:: What to do ::
Please reproduce the data in full, exactly as it stands.

··· Extracted information ···

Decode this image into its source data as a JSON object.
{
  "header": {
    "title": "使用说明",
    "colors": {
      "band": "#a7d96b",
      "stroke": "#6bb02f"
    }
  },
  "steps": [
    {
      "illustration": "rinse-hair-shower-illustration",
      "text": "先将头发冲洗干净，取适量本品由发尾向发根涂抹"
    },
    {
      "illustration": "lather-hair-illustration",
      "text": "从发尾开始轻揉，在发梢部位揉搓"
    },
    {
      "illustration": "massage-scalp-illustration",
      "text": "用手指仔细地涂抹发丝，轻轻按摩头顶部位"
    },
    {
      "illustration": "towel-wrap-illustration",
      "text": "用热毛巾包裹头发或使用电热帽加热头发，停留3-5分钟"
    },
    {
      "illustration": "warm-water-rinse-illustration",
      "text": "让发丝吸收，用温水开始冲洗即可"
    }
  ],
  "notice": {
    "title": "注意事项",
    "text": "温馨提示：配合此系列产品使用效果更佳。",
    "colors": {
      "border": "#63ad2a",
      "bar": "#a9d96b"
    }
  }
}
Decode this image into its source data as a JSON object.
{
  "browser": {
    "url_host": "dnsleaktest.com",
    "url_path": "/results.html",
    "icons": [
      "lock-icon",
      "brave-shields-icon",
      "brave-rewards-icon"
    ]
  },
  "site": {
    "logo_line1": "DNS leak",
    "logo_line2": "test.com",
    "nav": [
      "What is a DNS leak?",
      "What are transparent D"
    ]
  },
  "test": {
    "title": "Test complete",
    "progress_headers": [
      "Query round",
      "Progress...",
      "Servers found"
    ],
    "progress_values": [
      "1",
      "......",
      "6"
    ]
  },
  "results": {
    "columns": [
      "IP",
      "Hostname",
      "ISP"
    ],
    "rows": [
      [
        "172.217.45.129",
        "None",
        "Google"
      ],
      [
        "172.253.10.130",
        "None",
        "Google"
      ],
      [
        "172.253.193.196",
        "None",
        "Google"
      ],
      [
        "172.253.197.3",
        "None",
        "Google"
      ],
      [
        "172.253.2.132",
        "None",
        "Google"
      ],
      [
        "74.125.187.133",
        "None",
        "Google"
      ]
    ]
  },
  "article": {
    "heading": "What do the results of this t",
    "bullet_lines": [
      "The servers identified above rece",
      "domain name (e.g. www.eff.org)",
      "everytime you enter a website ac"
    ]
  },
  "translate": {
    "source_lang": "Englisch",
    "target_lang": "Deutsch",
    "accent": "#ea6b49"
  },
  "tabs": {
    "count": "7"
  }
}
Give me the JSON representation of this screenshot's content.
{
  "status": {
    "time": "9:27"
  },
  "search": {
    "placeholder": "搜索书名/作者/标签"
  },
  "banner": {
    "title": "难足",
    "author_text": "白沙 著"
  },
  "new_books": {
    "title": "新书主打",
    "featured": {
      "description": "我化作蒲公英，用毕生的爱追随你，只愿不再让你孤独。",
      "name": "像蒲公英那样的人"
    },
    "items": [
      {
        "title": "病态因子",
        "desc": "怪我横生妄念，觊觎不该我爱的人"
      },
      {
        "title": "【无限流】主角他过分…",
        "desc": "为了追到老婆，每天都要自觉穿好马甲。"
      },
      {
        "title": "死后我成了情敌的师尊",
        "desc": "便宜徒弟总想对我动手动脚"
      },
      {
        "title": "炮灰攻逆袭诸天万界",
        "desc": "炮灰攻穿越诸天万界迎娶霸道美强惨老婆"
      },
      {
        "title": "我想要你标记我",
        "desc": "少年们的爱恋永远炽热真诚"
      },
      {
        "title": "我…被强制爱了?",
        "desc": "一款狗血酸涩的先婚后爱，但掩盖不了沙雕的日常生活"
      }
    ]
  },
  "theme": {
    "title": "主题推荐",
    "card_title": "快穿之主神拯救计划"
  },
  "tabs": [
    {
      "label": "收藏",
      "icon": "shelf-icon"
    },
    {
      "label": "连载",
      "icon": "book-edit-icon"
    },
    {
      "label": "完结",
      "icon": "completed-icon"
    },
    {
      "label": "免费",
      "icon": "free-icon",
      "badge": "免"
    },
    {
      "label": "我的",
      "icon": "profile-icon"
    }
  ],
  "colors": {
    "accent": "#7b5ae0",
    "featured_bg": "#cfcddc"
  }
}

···

:: Solution for this problem ::
Decode this image into its source data as a JSON object.
{
  "header": {
    "title": "使用说明",
    "colors": {
      "band": "#a7d96b",
      "stroke": "#6bb02f"
    }
  },
  "steps": [
    {
      "illustration": "rinse-hair-shower-illustration",
      "text": "先将头发冲洗干净，取适量本品由发尾向发根涂抹"
    },
    {
      "illustration": "lather-hair-illustration",
      "text": "从发尾开始轻揉，在发梢部位揉搓"
    },
    {
      "illustration": "massage-scalp-illustration",
      "text": "用手指仔细地涂抹发丝，轻轻按摩头顶部位"
    },
    {
      "illustration": "towel-wrap-illustration",
      "text": "用热毛巾包裹头发或使用电热帽加热头发，停留3-5分钟"
    },
    {
      "illustration": "warm-water-rinse-illustration",
      "text": "让发丝吸收，用温水开始冲洗即可"
    }
  ],
  "notice": {
    "title": "注意事项",
    "text": "温馨提示：配合此系列产品使用效果更佳。",
    "colors": {
      "border": "#63ad2a",
      "bar": "#a9d96b"
    }
  }
}
Decode this image into its source data as a JSON object.
{
  "browser": {
    "url_host": "dnsleaktest.com",
    "url_path": "/results.html",
    "icons": [
      "lock-icon",
      "brave-shields-icon",
      "brave-rewards-icon"
    ]
  },
  "site": {
    "logo_line1": "DNS leak",
    "logo_line2": "test.com",
    "nav": [
      "What is a DNS leak?",
      "What are transparent D"
    ]
  },
  "test": {
    "title": "Test complete",
    "progress_headers": [
      "Query round",
      "Progress...",
      "Servers found"
    ],
    "progress_values": [
      "1",
      "......",
      "6"
    ]
  },
  "results": {
    "columns": [
      "IP",
      "Hostname",
      "ISP"
    ],
    "rows": [
      [
        "172.217.45.129",
        "None",
        "Google"
      ],
      [
        "172.253.10.130",
        "None",
        "Google"
      ],
      [
        "172.253.193.196",
        "None",
        "Google"
      ],
      [
        "172.253.197.3",
        "None",
        "Google"
      ],
      [
        "172.253.2.132",
        "None",
        "Google"
      ],
      [
        "74.125.187.133",
        "None",
        "Google"
      ]
    ]
  },
  "article": {
    "heading": "What do the results of this t",
    "bullet_lines": [
      "The servers identified above rece",
      "domain name (e.g. www.eff.org)",
      "everytime you enter a website ac"
    ]
  },
  "translate": {
    "source_lang": "Englisch",
    "target_lang": "Deutsch",
    "accent": "#ea6b49"
  },
  "tabs": {
    "count": "7"
  }
}
Give me the JSON representation of this screenshot's content.
{
  "status": {
    "time": "9:27"
  },
  "search": {
    "placeholder": "搜索书名/作者/标签"
  },
  "banner": {
    "title": "难足",
    "author_text": "白沙 著"
  },
  "new_books": {
    "title": "新书主打",
    "featured": {
      "description": "我化作蒲公英，用毕生的爱追随你，只愿不再让你孤独。",
      "name": "像蒲公英那样的人"
    },
    "items": [
      {
        "title": "病态因子",
        "desc": "怪我横生妄念，觊觎不该我爱的人"
      },
      {
        "title": "【无限流】主角他过分…",
        "desc": "为了追到老婆，每天都要自觉穿好马甲。"
      },
      {
        "title": "死后我成了情敌的师尊",
        "desc": "便宜徒弟总想对我动手动脚"
      },
      {
        "title": "炮灰攻逆袭诸天万界",
        "desc": "炮灰攻穿越诸天万界迎娶霸道美强惨老婆"
      },
      {
        "title": "我想要你标记我",
        "desc": "少年们的爱恋永远炽热真诚"
      },
      {
        "title": "我…被强制爱了?",
        "desc": "一款狗血酸涩的先婚后爱，但掩盖不了沙雕的日常生活"
      }
    ]
  },
  "theme": {
    "title": "主题推荐",
    "card_title": "快穿之主神拯救计划"
  },
  "tabs": [
    {
      "label": "收藏",
      "icon": "shelf-icon"
    },
    {
      "label": "连载",
      "icon": "book-edit-icon"
    },
    {
      "label": "完结",
      "icon": "completed-icon"
    },
    {
      "label": "免费",
      "icon": "free-icon",
      "badge": "免"
    },
    {
      "label": "我的",
      "icon": "profile-icon"
    }
  ],
  "colors": {
    "accent": "#7b5ae0",
    "featured_bg": "#cfcddc"
  }
}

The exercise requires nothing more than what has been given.